Red Rocks is a great trail running destination; with all of the pine forests, sandstone formations and open meadows that the Garden has, without the paved roads and paths that created throngs of tourists. The formations here are not as dramatic, but they create multiple canyons that are easy to explore via the trails, and provide for some surprisingly dramatic scenery.
Generally the terrain from the parking lot slopes uphill, making runs here more climbing oriented. Due to the mishmash of ways in which the park was used before its birth, there are some oddities that occasionally pop up during runs. For instance, the graffiti filled cave off of the Red Rock Rim Trail that was a big party spot for local high school kids, the remnants of the old quarry where the rock has been removed in large blocks and the large methane vents dotting the meadow where the Hogback Valley Trail runs; vestiges of the landfill that decays slowly underneath the meadow.
One of the best features of this park is its access to the Intemann Trail and the Section 16 area, allowing you to expand your runs beyond the park and into the higher foothills of the Springs area. Currently a hot spot for runners, climbers and mountain bikers, Red Rocks is a great place to put in some miles, check out the views and enjoy the benefits of good urban planning, without RVs barreling towards you.
Trail map here (PDF version)
Distance: trail lengths vary. The longest, the Lion Trail, is 1.0 miles. Trails can easily be linked to create longer runs, and the park connects with Section 16 and the Intemann Trail; allowing for longer pieces.
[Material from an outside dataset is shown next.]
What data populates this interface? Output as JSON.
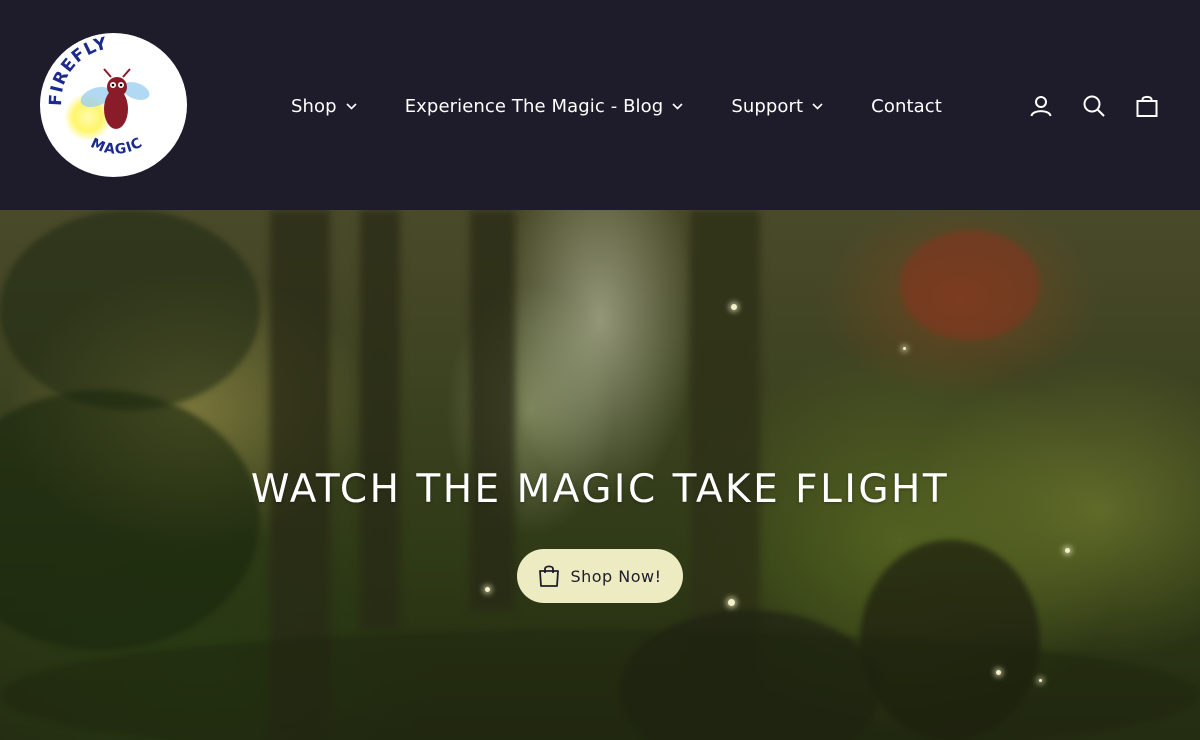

Directions: From downtown Colorado Springs (W. Colorado Avenue at S. Cascade Avenue), take S. Cascade south to Cimmaron/Highway 24 and take a right, heading west. Take a left on Ridge Road and then a left on West High Street. The parking lot is on the right. From downtown Manitou Springs (Ruxton Ave and Manitou Avenue), take Manitou Ave. east towards Colorado Springs. Take the Highway 24 onramp towards the east (entrance is after the Sinclair gas station). Take a right on Ridge Road and a left on W. High Street toward the parking lot.